If you're a football fan, you probably know Lou Holtz and all that he accomplished as a college football coach from 1960 until his retirement in 1995.
What you may not know is his compelling quest to do 107 things before he died. It started in
1966, when Lou was 28 years old. He was a married, out of work assistant football coach, and his pregnant wife was expecting their third child. He was sitting at the dining room table one night and decided that he was going to get out of his mental funk and start setting some big, audacious goals for his lifetime.
He came up with a list of 107 goals. Among these goals was being a guest on The Tonight Show, having dinner at the White House, landing a plane on an aircraft carrier, coaching Notre Dame Football, winning a national championship and meeting the pope. This was pretty heady stuff for an unemployed 28-year-old.
The inspiration for this list of 107 seemingly impossible goals was the book, The Magic of Thinking Big by David J. Schwartz, which his wife had given him to lift his spirits. After reading that book, he realized that by writing down goals that really mattered, he would find a way to achieve them.
Three years later he was head coach at William and Mary and won the Southern Conference championship in 1970. Going back to his list of 107, one of those things was to be the head coach at Notre Dame. So, when he was offered a coaching job at Minnesota he had it written into his contract, that he could leave at any time if he were offered the head coaching job at Notre Dame. How's that for keeping your eye on the prize?
The fateful call from Notre Dame came two years later in 1986. Under Lou Holtz Notre Dame was ranked first in the nation in 1988, winning all 11 regular season games and beating third-ranked West Virginia 34-21 in the Fiesta Bowl.
Along the way, Lou kept chipping away at his list of audacious goals. He had dinner at the White House with Ronald Reagan, cracked jokes with Johnny Carson on The Tonight Show, met the pope, jumped out of an airplane, scored a hole-in-one (actually two), became national coach of the year and led Notre Dame to a national championship. At last count, he had achieved 102 of his original 107 goals.
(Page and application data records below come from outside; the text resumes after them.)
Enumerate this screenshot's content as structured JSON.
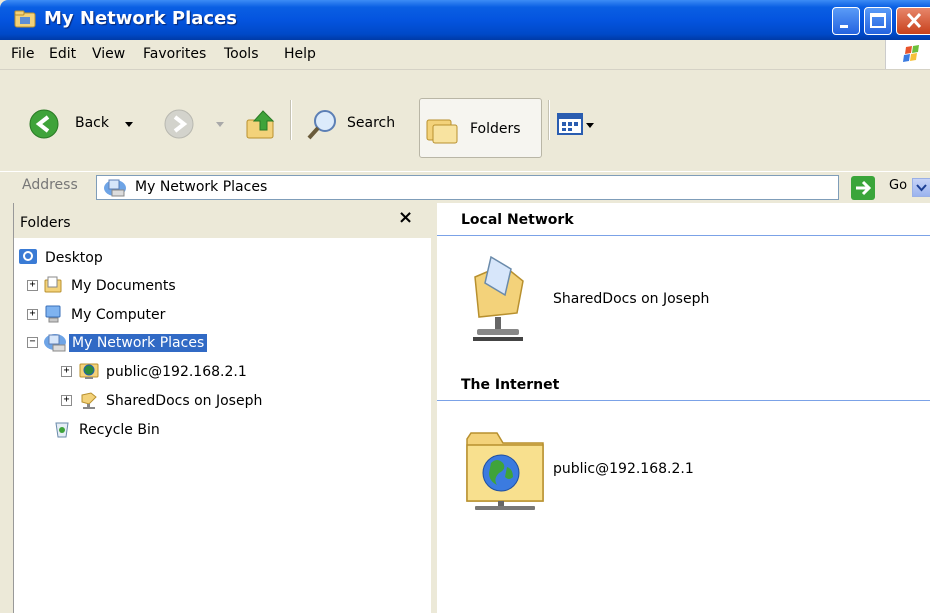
{
  "window": {
    "title": "My Network Places",
    "controls": {
      "minimize": "minimize",
      "maximize": "maximize",
      "close": "close"
    }
  },
  "menu": {
    "items": [
      "File",
      "Edit",
      "View",
      "Favorites",
      "Tools",
      "Help"
    ]
  },
  "toolbar": {
    "back_label": "Back",
    "search_label": "Search",
    "folders_label": "Folders"
  },
  "address": {
    "label": "Address",
    "value": "My Network Places",
    "go_label": "Go"
  },
  "folders_pane": {
    "title": "Folders",
    "close_glyph": "×",
    "tree": [
      {
        "label": "Desktop",
        "icon": "desktop-icon"
      },
      {
        "label": "My Documents",
        "icon": "my-documents-icon",
        "expander": "+"
      },
      {
        "label": "My Computer",
        "icon": "my-computer-icon",
        "expander": "+"
      },
      {
        "label": "My Network Places",
        "icon": "network-places-icon",
        "expander": "−",
        "selected": true
      },
      {
        "label": "public@192.168.2.1",
        "icon": "network-folder-internet-icon",
        "expander": "+"
      },
      {
        "label": "SharedDocs on Joseph",
        "icon": "network-share-icon",
        "expander": "+"
      },
      {
        "label": "Recycle Bin",
        "icon": "recycle-bin-icon"
      }
    ]
  },
  "content": {
    "groups": [
      {
        "title": "Local Network",
        "items": [
          {
            "label": "SharedDocs on Joseph",
            "icon": "network-share-folder-icon"
          }
        ]
      },
      {
        "title": "The Internet",
        "items": [
          {
            "label": "public@192.168.2.1",
            "icon": "internet-folder-icon"
          }
        ]
      }
    ]
  },
  "colors": {
    "titlebar": "#0454DF",
    "selection": "#316AC5",
    "chrome": "#ECE9D8"
  }
}
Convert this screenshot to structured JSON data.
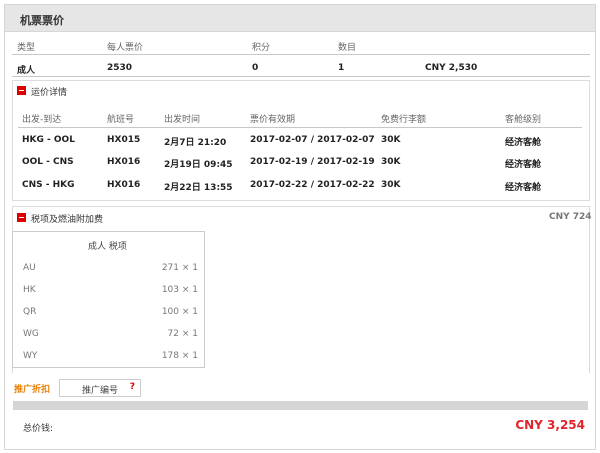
{
  "header": {
    "title": "机票票价"
  },
  "summary": {
    "col_type": "类型",
    "col_price": "每人票价",
    "col_points": "积分",
    "col_count": "数目",
    "type": "成人",
    "price": "2530",
    "points": "0",
    "count": "1",
    "subtotal": "CNY 2,530"
  },
  "fare_details": {
    "title": "运价详情",
    "headers": [
      "出发-到达",
      "航班号",
      "出发时间",
      "票价有效期",
      "免费行李额",
      "客舱级别"
    ],
    "rows": [
      {
        "route": "HKG - OOL",
        "flight": "HX015",
        "depart": "2月7日 21:20",
        "validity": "2017-02-07 / 2017-02-07",
        "baggage": "30K",
        "cabin": "经济客舱"
      },
      {
        "route": "OOL - CNS",
        "flight": "HX016",
        "depart": "2月19日 09:45",
        "validity": "2017-02-19 / 2017-02-19",
        "baggage": "30K",
        "cabin": "经济客舱"
      },
      {
        "route": "CNS - HKG",
        "flight": "HX016",
        "depart": "2月22日 13:55",
        "validity": "2017-02-22 / 2017-02-22",
        "baggage": "30K",
        "cabin": "经济客舱"
      }
    ]
  },
  "taxes": {
    "title": "税项及燃油附加费",
    "total": "CNY 724",
    "table_title": "成人 税项",
    "rows": [
      {
        "code": "AU",
        "amount": "271 × 1"
      },
      {
        "code": "HK",
        "amount": "103 × 1"
      },
      {
        "code": "QR",
        "amount": "100 × 1"
      },
      {
        "code": "WG",
        "amount": "72 × 1"
      },
      {
        "code": "WY",
        "amount": "178 × 1"
      }
    ]
  },
  "promo": {
    "label": "推广折扣",
    "placeholder": "推广编号",
    "help": "?"
  },
  "total": {
    "label": "总价钱:",
    "value": "CNY 3,254"
  },
  "colors": {
    "accent_red": "#e0242c",
    "promo_orange": "#e8830c",
    "header_grey": "#e6e6e6"
  }
}
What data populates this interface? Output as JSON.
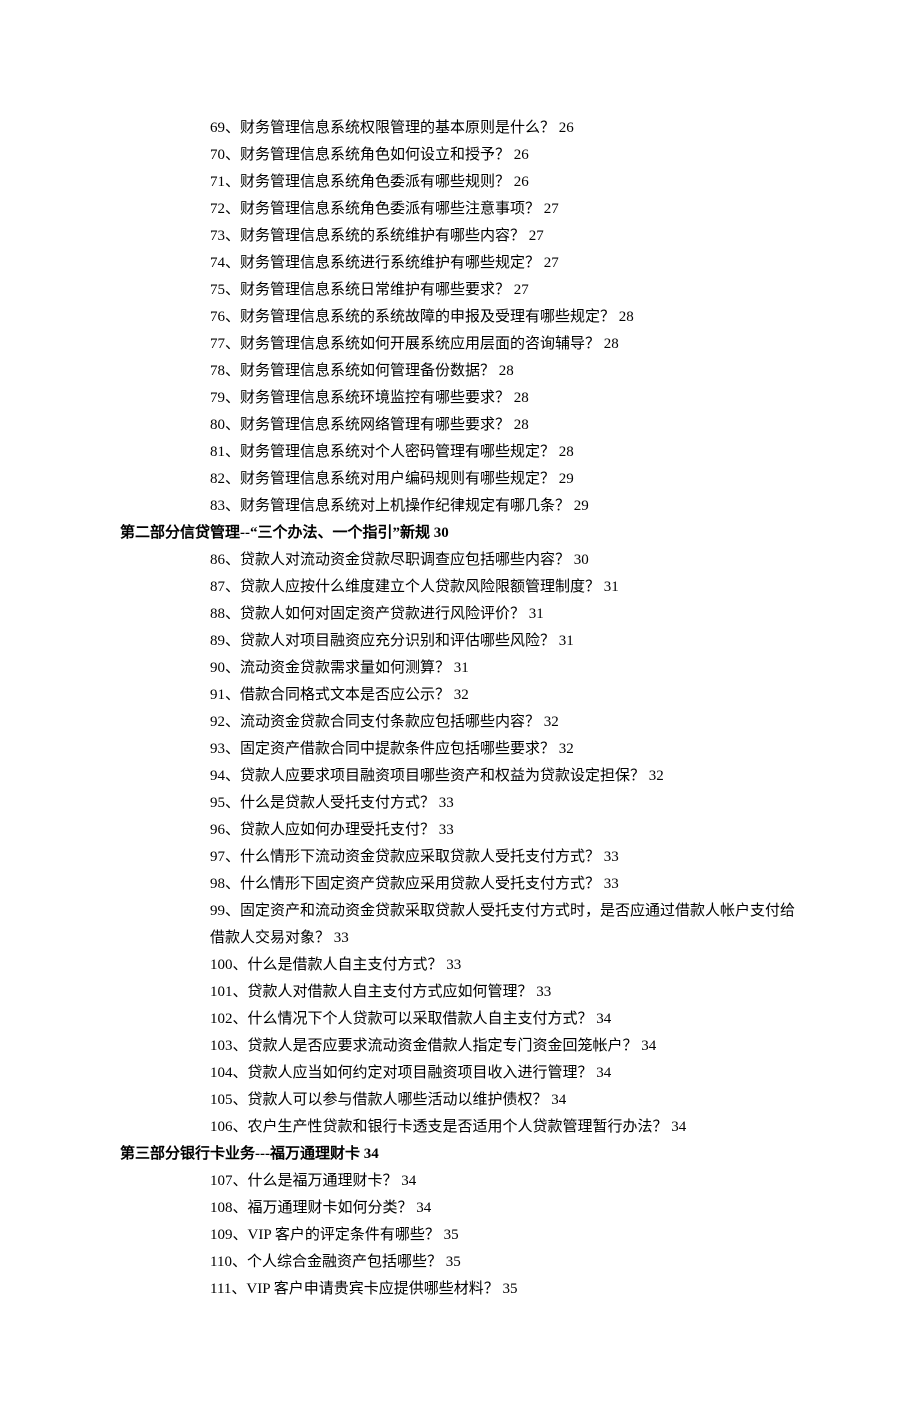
{
  "sections": [
    {
      "header": null,
      "items": [
        {
          "num": "69",
          "text": "财务管理信息系统权限管理的基本原则是什么？",
          "page": "26"
        },
        {
          "num": "70",
          "text": "财务管理信息系统角色如何设立和授予？",
          "page": "26"
        },
        {
          "num": "71",
          "text": "财务管理信息系统角色委派有哪些规则？",
          "page": "26"
        },
        {
          "num": "72",
          "text": "财务管理信息系统角色委派有哪些注意事项？",
          "page": "27"
        },
        {
          "num": "73",
          "text": "财务管理信息系统的系统维护有哪些内容？",
          "page": "27"
        },
        {
          "num": "74",
          "text": "财务管理信息系统进行系统维护有哪些规定？",
          "page": "27"
        },
        {
          "num": "75",
          "text": "财务管理信息系统日常维护有哪些要求？",
          "page": "27"
        },
        {
          "num": "76",
          "text": "财务管理信息系统的系统故障的申报及受理有哪些规定？",
          "page": "28"
        },
        {
          "num": "77",
          "text": "财务管理信息系统如何开展系统应用层面的咨询辅导？",
          "page": "28"
        },
        {
          "num": "78",
          "text": "财务管理信息系统如何管理备份数据？",
          "page": "28"
        },
        {
          "num": "79",
          "text": "财务管理信息系统环境监控有哪些要求？",
          "page": "28"
        },
        {
          "num": "80",
          "text": "财务管理信息系统网络管理有哪些要求？",
          "page": "28"
        },
        {
          "num": "81",
          "text": "财务管理信息系统对个人密码管理有哪些规定？",
          "page": "28"
        },
        {
          "num": "82",
          "text": "财务管理信息系统对用户编码规则有哪些规定？",
          "page": "29"
        },
        {
          "num": "83",
          "text": "财务管理信息系统对上机操作纪律规定有哪几条？",
          "page": "29"
        }
      ]
    },
    {
      "header": {
        "text": "第二部分信贷管理--“三个办法、一个指引”新规",
        "page": "30"
      },
      "items": [
        {
          "num": "86",
          "text": "贷款人对流动资金贷款尽职调查应包括哪些内容？",
          "page": "30"
        },
        {
          "num": "87",
          "text": "贷款人应按什么维度建立个人贷款风险限额管理制度？",
          "page": "31"
        },
        {
          "num": "88",
          "text": "贷款人如何对固定资产贷款进行风险评价？",
          "page": "31"
        },
        {
          "num": "89",
          "text": "贷款人对项目融资应充分识别和评估哪些风险？",
          "page": "31"
        },
        {
          "num": "90",
          "text": "流动资金贷款需求量如何测算？",
          "page": "31"
        },
        {
          "num": "91",
          "text": "借款合同格式文本是否应公示？",
          "page": "32"
        },
        {
          "num": "92",
          "text": "流动资金贷款合同支付条款应包括哪些内容？",
          "page": "32"
        },
        {
          "num": "93",
          "text": "固定资产借款合同中提款条件应包括哪些要求？",
          "page": "32"
        },
        {
          "num": "94",
          "text": "贷款人应要求项目融资项目哪些资产和权益为贷款设定担保？",
          "page": "32"
        },
        {
          "num": "95",
          "text": "什么是贷款人受托支付方式？",
          "page": "33"
        },
        {
          "num": "96",
          "text": "贷款人应如何办理受托支付？",
          "page": "33"
        },
        {
          "num": "97",
          "text": "什么情形下流动资金贷款应采取贷款人受托支付方式？",
          "page": "33"
        },
        {
          "num": "98",
          "text": "什么情形下固定资产贷款应采用贷款人受托支付方式？",
          "page": "33"
        },
        {
          "num": "99",
          "text": "固定资产和流动资金贷款采取贷款人受托支付方式时，是否应通过借款人帐户支付给借款人交易对象？",
          "page": "33"
        },
        {
          "num": "100",
          "text": "什么是借款人自主支付方式？",
          "page": "33"
        },
        {
          "num": "101",
          "text": "贷款人对借款人自主支付方式应如何管理？",
          "page": "33"
        },
        {
          "num": "102",
          "text": "什么情况下个人贷款可以采取借款人自主支付方式？",
          "page": "34"
        },
        {
          "num": "103",
          "text": "贷款人是否应要求流动资金借款人指定专门资金回笼帐户？",
          "page": "34"
        },
        {
          "num": "104",
          "text": "贷款人应当如何约定对项目融资项目收入进行管理？",
          "page": "34"
        },
        {
          "num": "105",
          "text": "贷款人可以参与借款人哪些活动以维护债权？",
          "page": "34"
        },
        {
          "num": "106",
          "text": "农户生产性贷款和银行卡透支是否适用个人贷款管理暂行办法？",
          "page": "34"
        }
      ]
    },
    {
      "header": {
        "text": "第三部分银行卡业务---福万通理财卡",
        "page": "34"
      },
      "items": [
        {
          "num": "107",
          "text": "什么是福万通理财卡？",
          "page": "34"
        },
        {
          "num": "108",
          "text": "福万通理财卡如何分类？",
          "page": "34"
        },
        {
          "num": "109",
          "text": "VIP 客户的评定条件有哪些？",
          "page": "35"
        },
        {
          "num": "110",
          "text": "个人综合金融资产包括哪些？",
          "page": "35"
        },
        {
          "num": "111",
          "text": "VIP 客户申请贵宾卡应提供哪些材料？",
          "page": "35"
        }
      ]
    }
  ]
}
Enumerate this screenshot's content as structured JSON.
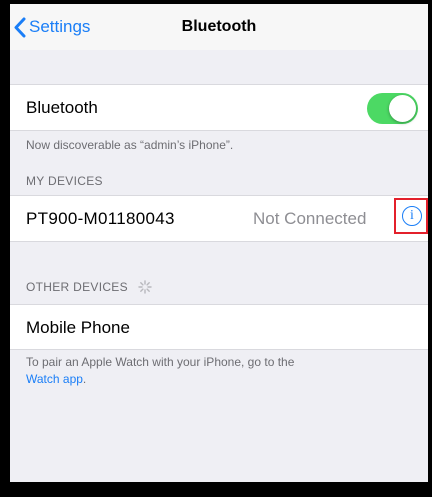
{
  "nav": {
    "back_label": "Settings",
    "title": "Bluetooth"
  },
  "bluetooth": {
    "label": "Bluetooth",
    "enabled": true,
    "discoverable_note": "Now discoverable as “admin’s iPhone”."
  },
  "my_devices": {
    "header": "MY DEVICES",
    "items": [
      {
        "name": "PT900-M01180043",
        "status": "Not Connected",
        "info_icon": "i"
      }
    ]
  },
  "other_devices": {
    "header": "OTHER DEVICES",
    "spinner_icon": "activity-spinner",
    "items": [
      {
        "name": "Mobile Phone"
      }
    ]
  },
  "pair_note": {
    "text": "To pair an Apple Watch with your iPhone, go to the",
    "link": "Watch app",
    "suffix": "."
  },
  "colors": {
    "accent": "#1a7ef7",
    "toggle_on": "#4cd964",
    "highlight_box": "#e3202b",
    "background": "#efeff4"
  }
}
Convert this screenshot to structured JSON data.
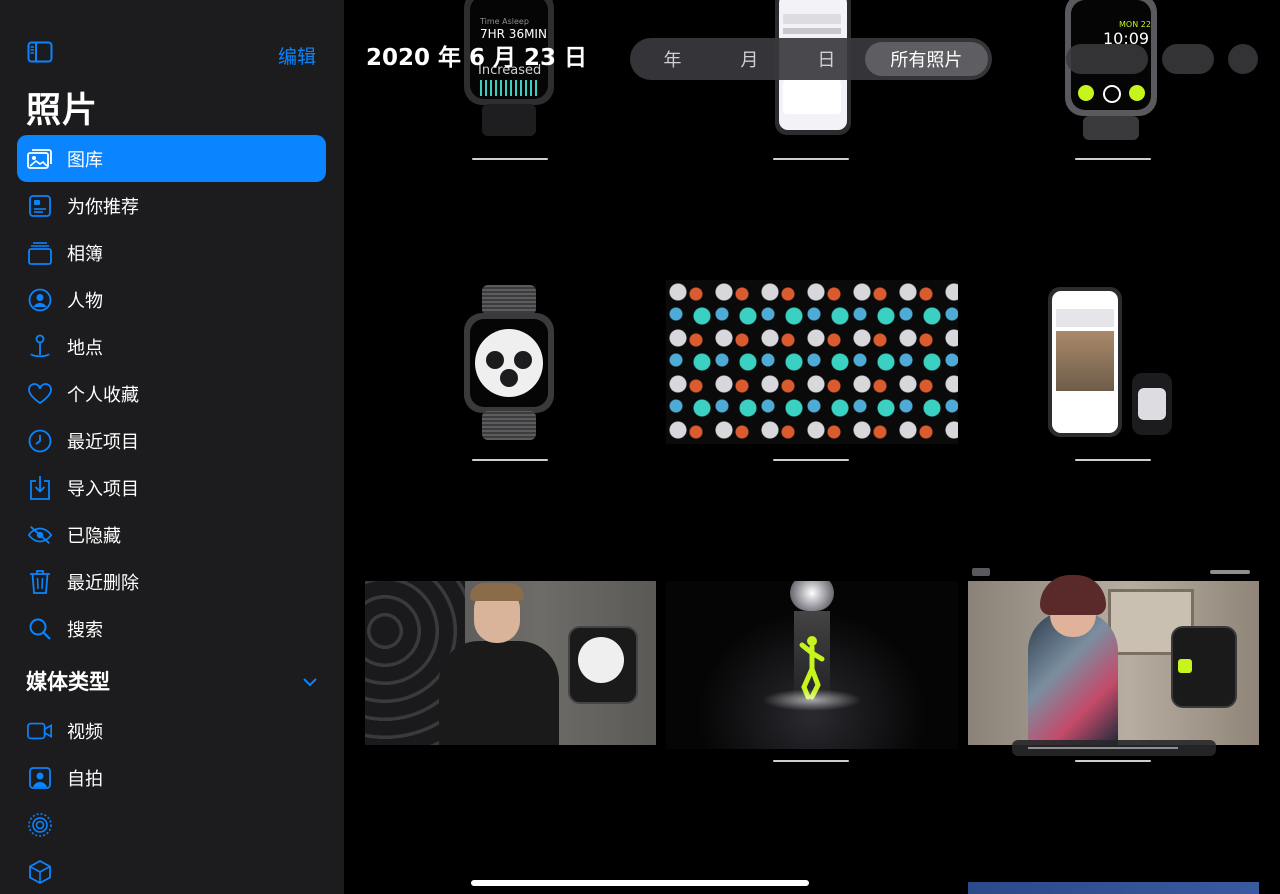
{
  "sidebar": {
    "edit_label": "编辑",
    "title": "照片",
    "items": [
      {
        "label": "图库",
        "icon": "photo-library-icon",
        "active": true
      },
      {
        "label": "为你推荐",
        "icon": "for-you-icon"
      },
      {
        "label": "相簿",
        "icon": "albums-icon"
      },
      {
        "label": "人物",
        "icon": "people-icon"
      },
      {
        "label": "地点",
        "icon": "places-icon"
      },
      {
        "label": "个人收藏",
        "icon": "heart-icon"
      },
      {
        "label": "最近项目",
        "icon": "clock-icon"
      },
      {
        "label": "导入项目",
        "icon": "import-icon"
      },
      {
        "label": "已隐藏",
        "icon": "eye-slash-icon"
      },
      {
        "label": "最近删除",
        "icon": "trash-icon"
      },
      {
        "label": "搜索",
        "icon": "search-icon"
      }
    ],
    "media_section": {
      "title": "媒体类型",
      "items": [
        {
          "label": "视频",
          "icon": "video-icon"
        },
        {
          "label": "自拍",
          "icon": "selfie-icon"
        },
        {
          "label": "",
          "icon": "live-photos-icon"
        },
        {
          "label": "",
          "icon": "cube-icon"
        }
      ]
    }
  },
  "main": {
    "date_title": "2020 年 6 月 23 日",
    "segments": [
      "年",
      "月",
      "日",
      "所有照片"
    ],
    "selected_segment": "所有照片"
  },
  "photos": {
    "watch1": {
      "line1": "Time Asleep",
      "line2": "7HR 36MIN",
      "line3": "Increased"
    },
    "watch3": {
      "day": "MON 22",
      "time": "10:09"
    },
    "tiles": [
      {
        "name": "sleep-watch-photo"
      },
      {
        "name": "iphone-schedule-photo"
      },
      {
        "name": "nike-watch-photo"
      },
      {
        "name": "chronograph-watch-photo"
      },
      {
        "name": "watch-faces-grid-photo"
      },
      {
        "name": "iphone-watch-app-photo"
      },
      {
        "name": "presenter-video-photo"
      },
      {
        "name": "dance-workout-photo"
      },
      {
        "name": "functional-training-video-photo"
      }
    ]
  },
  "colors": {
    "accent": "#0a84ff",
    "sidebar_bg": "#1c1c1e",
    "main_bg": "#000000"
  }
}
Here are his tips for achieving goals:
1) Decide what you want to achieve and the date.
2) Know what talents you must acquire to do this.
3) Consider who you have to work with to achieve it.
4) Determine what problems you nust overcome to achieve this.
5) Have a plan.
6) Share with others why they will benefit.
The importance of establishing personal goals and writing them down cannot be overstated. According to Holtz, only 3% of people set goals for themselves, so it's not surprising that so few people are able to achieve truly memorable things in the course of their lifetime.
"Don't be a spectator, don't let life pass you by. "
-- Lou Holtz
Fred & Gladys Whelan Stone Executive Search and Coaching Authors of GOAL! Your 30 Day Career Plan for Business & Career Success